**PROBLEM TO SOLVE:**
Search the records for "background". Copy every line where it appears.

═════ EXTRACTED RECORDS ═════

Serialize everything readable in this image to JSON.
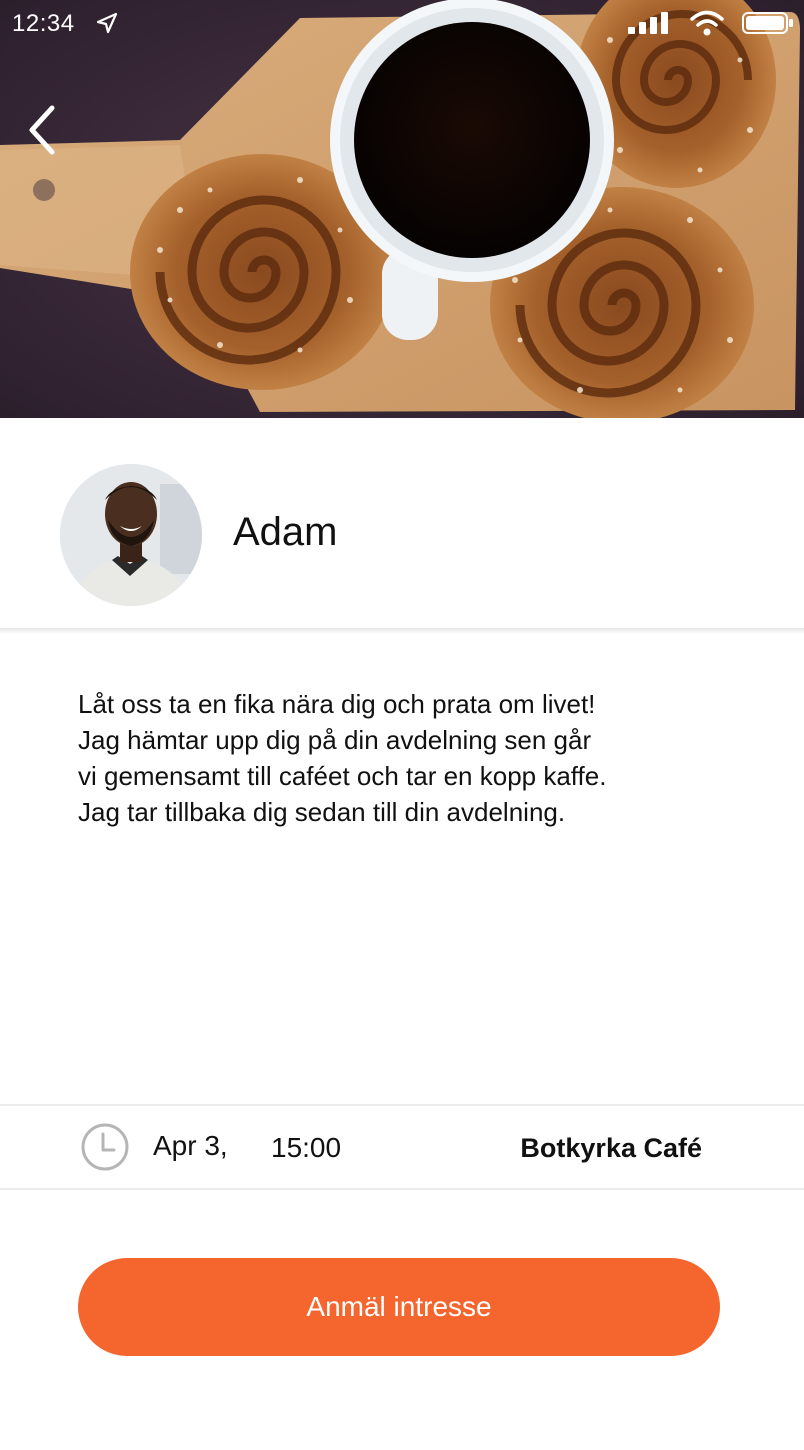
{
  "status_bar": {
    "time": "12:34",
    "location_icon": "location-arrow-icon",
    "signal_icon": "cellular-signal-icon",
    "wifi_icon": "wifi-icon",
    "battery_icon": "battery-icon"
  },
  "hero": {
    "image": "coffee-and-cinnamon-buns-photo",
    "back_icon": "chevron-left-icon"
  },
  "host": {
    "name": "Adam",
    "avatar": "host-avatar-photo"
  },
  "description": {
    "lines": [
      "Låt oss ta en fika nära dig och prata om livet!",
      "Jag hämtar upp dig på din avdelning sen går",
      "vi gemensamt till caféet och tar en kopp kaffe.",
      "Jag tar tillbaka dig sedan till din avdelning."
    ]
  },
  "event": {
    "icon": "clock-icon",
    "date": "Apr 3,",
    "time": "15:00",
    "location": "Botkyrka Café"
  },
  "cta": {
    "label": "Anmäl intresse"
  },
  "colors": {
    "accent": "#f5662e",
    "text": "#111111",
    "background": "#ffffff"
  }
}
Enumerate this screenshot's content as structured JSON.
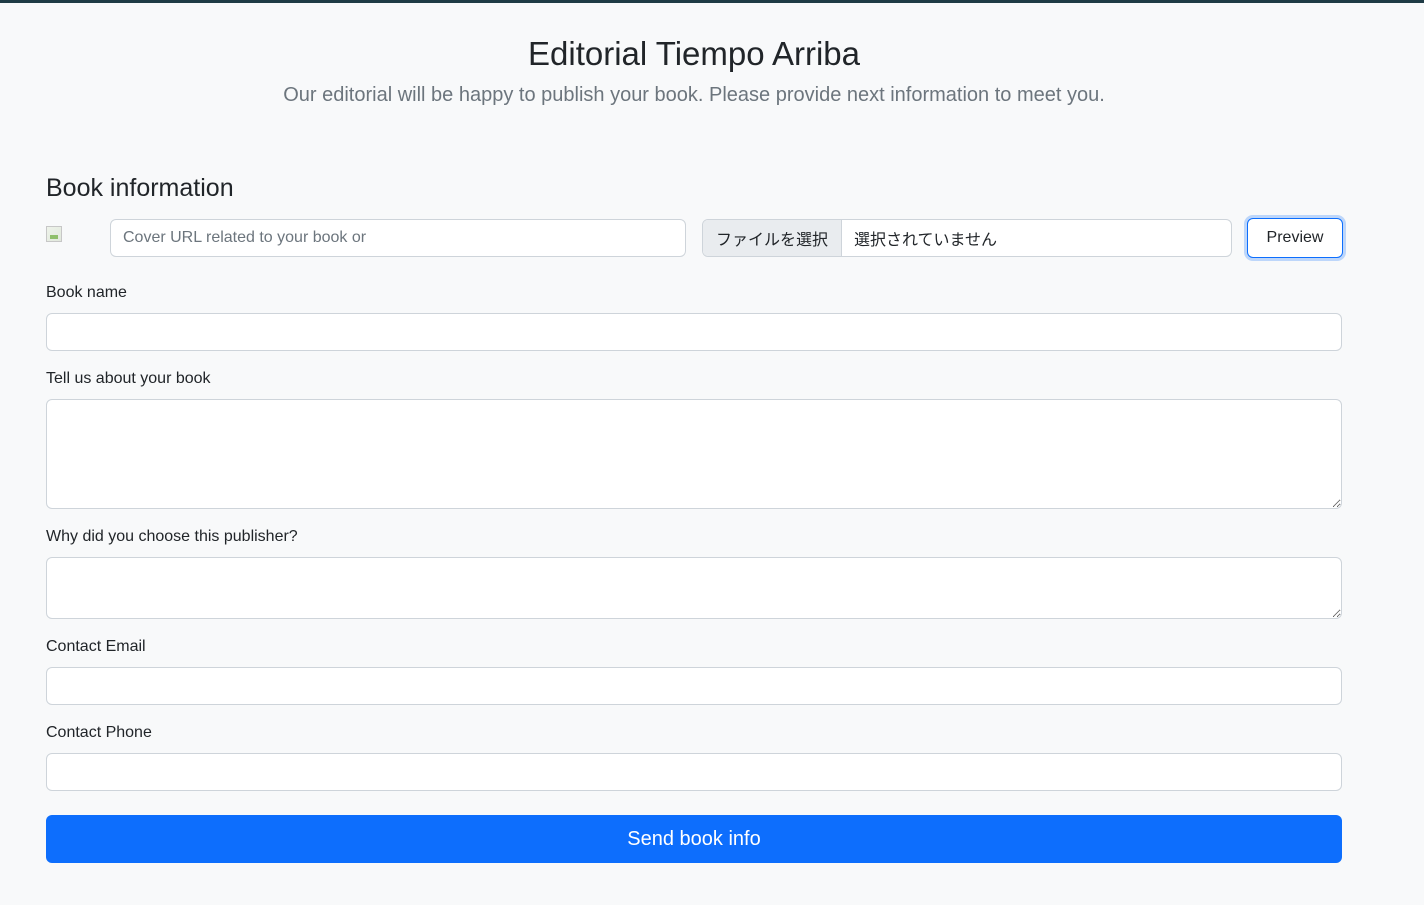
{
  "header": {
    "title": "Editorial Tiempo Arriba",
    "subtitle": "Our editorial will be happy to publish your book. Please provide next information to meet you."
  },
  "form": {
    "section_title": "Book information",
    "cover": {
      "url_placeholder": "Cover URL related to your book or",
      "url_value": "",
      "file_button_label": "ファイルを選択",
      "file_status": "選択されていません",
      "preview_label": "Preview"
    },
    "book_name": {
      "label": "Book name",
      "value": ""
    },
    "about": {
      "label": "Tell us about your book",
      "value": ""
    },
    "why_publisher": {
      "label": "Why did you choose this publisher?",
      "value": ""
    },
    "email": {
      "label": "Contact Email",
      "value": ""
    },
    "phone": {
      "label": "Contact Phone",
      "value": ""
    },
    "submit_label": "Send book info"
  },
  "colors": {
    "primary": "#0d6efd",
    "background": "#f8f9fa",
    "border": "#ced4da",
    "muted_text": "#6c757d"
  },
  "icons": {
    "cover_preview": "broken-image-icon"
  }
}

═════

**REPLY:**
    "background": "#ffffff"
    "background": "#f8f9fa",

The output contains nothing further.